Sumerlin are true entertainers. They put on a huge display the likes of which we haven’t seen at Soapbox since Grace Potter and the Nocturnals graced that very same stage.
Lyrics: Clearly the catchiest song was “Illuminate” with the F.U.N.-like lyrics “Here we are tonight singing. Here we are tonight singing. Woah. We are young-un-ung.” Actually there’s some debate about those lyrics. Live it sounded like they were singing “we are young” but on the CD we picked up we think it’s “we are yours.” Either way, you get the idea behind their lyrical power choruses.
Noteables: Katy appreciated that they introduced each song. Also, although they are an explicitly Christian band, they are clearly enjoyable and incredibly fun to watch regardless of affiliation.
Rio Bravo at Soapbox

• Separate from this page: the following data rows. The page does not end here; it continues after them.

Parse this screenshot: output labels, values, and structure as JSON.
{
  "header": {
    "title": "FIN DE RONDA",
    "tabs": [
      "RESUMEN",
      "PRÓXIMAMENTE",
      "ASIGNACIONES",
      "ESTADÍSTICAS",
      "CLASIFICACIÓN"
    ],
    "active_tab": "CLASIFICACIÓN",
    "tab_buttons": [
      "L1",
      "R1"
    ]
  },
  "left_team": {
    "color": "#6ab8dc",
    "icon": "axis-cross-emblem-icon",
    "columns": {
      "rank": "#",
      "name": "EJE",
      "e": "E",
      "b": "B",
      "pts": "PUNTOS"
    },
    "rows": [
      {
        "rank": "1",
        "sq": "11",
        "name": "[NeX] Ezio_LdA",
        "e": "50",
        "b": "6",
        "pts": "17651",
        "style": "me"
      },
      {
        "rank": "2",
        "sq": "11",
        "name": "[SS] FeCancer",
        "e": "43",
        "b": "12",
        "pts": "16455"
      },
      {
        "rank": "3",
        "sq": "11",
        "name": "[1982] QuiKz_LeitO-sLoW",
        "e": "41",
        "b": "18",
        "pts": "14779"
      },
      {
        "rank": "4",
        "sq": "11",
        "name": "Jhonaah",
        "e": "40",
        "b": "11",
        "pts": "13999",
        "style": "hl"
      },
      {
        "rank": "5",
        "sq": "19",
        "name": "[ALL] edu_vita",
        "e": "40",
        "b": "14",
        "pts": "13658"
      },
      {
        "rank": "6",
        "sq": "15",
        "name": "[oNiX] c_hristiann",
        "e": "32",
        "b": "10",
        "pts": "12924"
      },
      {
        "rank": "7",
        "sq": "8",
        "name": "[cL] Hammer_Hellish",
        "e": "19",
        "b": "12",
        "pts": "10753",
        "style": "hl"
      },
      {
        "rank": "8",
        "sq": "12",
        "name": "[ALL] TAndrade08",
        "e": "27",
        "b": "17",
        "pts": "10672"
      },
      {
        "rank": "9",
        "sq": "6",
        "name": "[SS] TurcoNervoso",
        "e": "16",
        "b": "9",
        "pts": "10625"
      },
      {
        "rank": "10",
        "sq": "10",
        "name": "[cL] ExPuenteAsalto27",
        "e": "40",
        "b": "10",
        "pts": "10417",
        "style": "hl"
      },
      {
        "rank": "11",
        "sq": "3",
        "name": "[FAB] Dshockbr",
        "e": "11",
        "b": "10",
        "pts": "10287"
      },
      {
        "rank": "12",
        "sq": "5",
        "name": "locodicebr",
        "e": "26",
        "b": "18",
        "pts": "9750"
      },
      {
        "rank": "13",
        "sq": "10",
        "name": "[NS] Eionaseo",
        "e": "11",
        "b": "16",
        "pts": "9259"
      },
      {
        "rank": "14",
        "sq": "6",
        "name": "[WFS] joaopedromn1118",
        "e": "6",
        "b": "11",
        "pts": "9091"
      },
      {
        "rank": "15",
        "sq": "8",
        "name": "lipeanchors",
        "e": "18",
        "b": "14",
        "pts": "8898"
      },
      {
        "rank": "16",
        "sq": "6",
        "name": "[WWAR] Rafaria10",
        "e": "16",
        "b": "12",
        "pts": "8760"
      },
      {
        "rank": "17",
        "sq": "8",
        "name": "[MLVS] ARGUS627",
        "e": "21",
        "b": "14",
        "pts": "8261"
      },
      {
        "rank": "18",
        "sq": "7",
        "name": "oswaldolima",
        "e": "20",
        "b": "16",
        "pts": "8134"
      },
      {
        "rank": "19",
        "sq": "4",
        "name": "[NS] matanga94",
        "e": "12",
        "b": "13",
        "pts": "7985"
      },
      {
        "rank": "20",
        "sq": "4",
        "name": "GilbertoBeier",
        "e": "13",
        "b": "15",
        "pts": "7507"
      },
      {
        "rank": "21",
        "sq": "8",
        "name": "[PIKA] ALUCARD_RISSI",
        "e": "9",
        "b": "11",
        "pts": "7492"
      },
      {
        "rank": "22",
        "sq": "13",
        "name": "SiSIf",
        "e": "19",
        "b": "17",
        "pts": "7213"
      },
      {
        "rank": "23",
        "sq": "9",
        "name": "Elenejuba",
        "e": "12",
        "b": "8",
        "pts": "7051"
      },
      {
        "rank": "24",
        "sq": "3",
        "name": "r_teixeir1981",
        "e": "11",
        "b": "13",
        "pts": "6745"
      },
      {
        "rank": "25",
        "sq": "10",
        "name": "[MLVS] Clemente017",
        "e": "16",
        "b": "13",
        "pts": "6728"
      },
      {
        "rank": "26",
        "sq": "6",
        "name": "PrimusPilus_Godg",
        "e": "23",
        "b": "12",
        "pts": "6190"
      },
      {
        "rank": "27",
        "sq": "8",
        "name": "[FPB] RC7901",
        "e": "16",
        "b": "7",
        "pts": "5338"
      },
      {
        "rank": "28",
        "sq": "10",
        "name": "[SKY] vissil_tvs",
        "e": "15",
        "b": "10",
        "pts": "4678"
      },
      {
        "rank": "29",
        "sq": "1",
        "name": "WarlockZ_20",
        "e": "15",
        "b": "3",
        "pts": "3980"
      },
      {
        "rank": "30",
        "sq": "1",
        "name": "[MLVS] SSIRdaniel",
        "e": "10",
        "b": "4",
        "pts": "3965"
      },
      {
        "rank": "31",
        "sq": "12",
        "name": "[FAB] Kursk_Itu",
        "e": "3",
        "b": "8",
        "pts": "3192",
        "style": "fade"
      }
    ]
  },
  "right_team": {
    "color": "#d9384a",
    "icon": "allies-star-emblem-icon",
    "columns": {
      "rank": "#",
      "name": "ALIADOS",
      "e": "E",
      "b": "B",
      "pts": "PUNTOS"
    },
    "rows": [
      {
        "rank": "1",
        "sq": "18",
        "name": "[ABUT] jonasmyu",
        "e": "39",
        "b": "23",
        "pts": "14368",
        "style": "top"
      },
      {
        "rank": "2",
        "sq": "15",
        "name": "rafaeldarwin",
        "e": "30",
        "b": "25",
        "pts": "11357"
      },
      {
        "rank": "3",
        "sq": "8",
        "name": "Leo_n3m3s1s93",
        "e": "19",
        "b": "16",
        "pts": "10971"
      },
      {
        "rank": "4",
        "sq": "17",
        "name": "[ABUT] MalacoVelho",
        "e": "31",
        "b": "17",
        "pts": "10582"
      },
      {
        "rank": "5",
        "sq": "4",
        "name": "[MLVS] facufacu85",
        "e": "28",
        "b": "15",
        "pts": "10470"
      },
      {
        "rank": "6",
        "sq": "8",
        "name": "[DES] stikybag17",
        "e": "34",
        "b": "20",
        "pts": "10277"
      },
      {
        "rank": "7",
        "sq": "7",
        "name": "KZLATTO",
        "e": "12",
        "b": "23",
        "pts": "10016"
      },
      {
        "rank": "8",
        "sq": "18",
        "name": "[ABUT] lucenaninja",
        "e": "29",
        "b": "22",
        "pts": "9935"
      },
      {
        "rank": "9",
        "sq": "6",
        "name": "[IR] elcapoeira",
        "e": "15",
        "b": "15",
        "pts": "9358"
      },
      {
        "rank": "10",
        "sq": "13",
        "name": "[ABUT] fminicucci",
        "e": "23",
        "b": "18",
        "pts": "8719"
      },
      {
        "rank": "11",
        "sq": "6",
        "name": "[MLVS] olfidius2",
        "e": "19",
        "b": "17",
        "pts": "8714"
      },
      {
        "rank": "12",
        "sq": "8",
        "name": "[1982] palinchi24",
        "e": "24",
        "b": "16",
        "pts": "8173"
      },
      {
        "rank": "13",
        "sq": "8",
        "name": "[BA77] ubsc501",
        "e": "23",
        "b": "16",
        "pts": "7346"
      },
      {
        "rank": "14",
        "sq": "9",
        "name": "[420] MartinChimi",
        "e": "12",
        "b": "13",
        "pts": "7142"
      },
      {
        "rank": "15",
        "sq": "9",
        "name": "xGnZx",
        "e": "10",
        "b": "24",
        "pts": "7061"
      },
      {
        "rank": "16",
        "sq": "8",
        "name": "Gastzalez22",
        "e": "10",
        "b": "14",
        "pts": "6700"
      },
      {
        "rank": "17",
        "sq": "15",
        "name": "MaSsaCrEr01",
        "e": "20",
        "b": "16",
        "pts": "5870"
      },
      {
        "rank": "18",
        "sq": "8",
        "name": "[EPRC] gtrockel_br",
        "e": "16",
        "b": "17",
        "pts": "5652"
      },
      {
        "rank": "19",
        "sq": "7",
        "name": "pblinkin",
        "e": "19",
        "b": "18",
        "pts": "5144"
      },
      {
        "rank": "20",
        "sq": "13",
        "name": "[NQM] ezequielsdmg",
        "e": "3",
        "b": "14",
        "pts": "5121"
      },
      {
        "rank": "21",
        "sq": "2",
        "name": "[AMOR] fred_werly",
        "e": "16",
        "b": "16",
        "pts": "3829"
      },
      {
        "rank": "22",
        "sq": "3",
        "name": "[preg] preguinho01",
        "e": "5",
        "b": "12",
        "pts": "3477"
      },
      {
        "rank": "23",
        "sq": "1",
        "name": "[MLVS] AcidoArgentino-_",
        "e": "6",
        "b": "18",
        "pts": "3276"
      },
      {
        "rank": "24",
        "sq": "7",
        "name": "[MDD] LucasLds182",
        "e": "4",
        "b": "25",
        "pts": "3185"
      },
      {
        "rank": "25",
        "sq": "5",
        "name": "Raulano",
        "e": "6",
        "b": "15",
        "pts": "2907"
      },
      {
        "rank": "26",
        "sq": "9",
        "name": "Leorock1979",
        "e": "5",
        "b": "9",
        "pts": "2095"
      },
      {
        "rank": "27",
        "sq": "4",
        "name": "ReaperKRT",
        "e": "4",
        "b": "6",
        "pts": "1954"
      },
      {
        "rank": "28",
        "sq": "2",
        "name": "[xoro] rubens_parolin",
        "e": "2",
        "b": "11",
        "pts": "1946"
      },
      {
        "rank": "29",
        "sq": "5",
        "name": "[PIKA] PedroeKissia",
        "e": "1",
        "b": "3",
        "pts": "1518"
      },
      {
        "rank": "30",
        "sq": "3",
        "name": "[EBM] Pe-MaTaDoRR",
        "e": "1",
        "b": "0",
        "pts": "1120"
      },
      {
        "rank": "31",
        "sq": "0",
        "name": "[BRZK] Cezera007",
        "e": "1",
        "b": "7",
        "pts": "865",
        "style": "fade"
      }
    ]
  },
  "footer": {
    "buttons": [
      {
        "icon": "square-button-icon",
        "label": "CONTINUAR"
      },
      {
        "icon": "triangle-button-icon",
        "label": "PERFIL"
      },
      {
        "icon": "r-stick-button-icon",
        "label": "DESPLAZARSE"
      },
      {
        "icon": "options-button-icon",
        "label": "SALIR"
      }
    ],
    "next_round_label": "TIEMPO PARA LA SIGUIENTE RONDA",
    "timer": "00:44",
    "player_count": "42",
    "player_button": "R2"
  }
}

We’ve seen Rio Bravo two or three times before and they are without a doubt one of our favorite local bands, and this was definitely their best show to date. They’ve got a great, unique sound, mainly due to the lead vocalist and the sweet, catchy melodies he produces on his Telecaster.
Rio Bravo opened their set by saying “this is our new sound” and then launching into a cover of Taylor Swift’s “I Knew You Were Trouble.” This was hilarious to both the crowd and the band. The singer was laughing quite a bit, and it was really very funny. They pulled it off very well and if there was anyone there who hadn’t heard Rio Bravo before, they were immediately smitten.
They followed up by the songs we know and love from their album Fences and their latest release Unbelievable Lie. These are epic songs, slow at the start, with an emotional and instrumental build-up, resulting in the listener feeling transported by the music.
Clearly Rio Bravo enjoyed themselves on stage. Their camaraderie with each other is obvious and infectious They smile a lot and genuinely take pleasure in playing their music. That’s why we were shocked to learn that, after one more show, they’re calling it quits. This is one of our favorite bands and that’s it, no more. It’s a tragedy that the world should be deprived of their music. Maybe that’s overly dramatic, but it’s the truth. To the band it’s no big deal. We stopped the guitarist and he said that it’s not a bad thing, they’re just moving on to other things. Even our intern Katy (who had never heard of Rio Bravo before) was truly heartbroken.
Editor’s Note: After we posted the review, we received a response from Rio Bravo clarifying their decision to split up. “…[C]alling it quits is a big deal to us. We had dreams of world tours and doing this for the rest of our lives but due to multiple things we weren’t able to make it happen. We’ve all gotten to the point where we had to keep jobs to support ourselves and now our jobs have taken #1 priority. We are all best friends and will always play music together though. -Christian Black, Drummer, Rio Bravo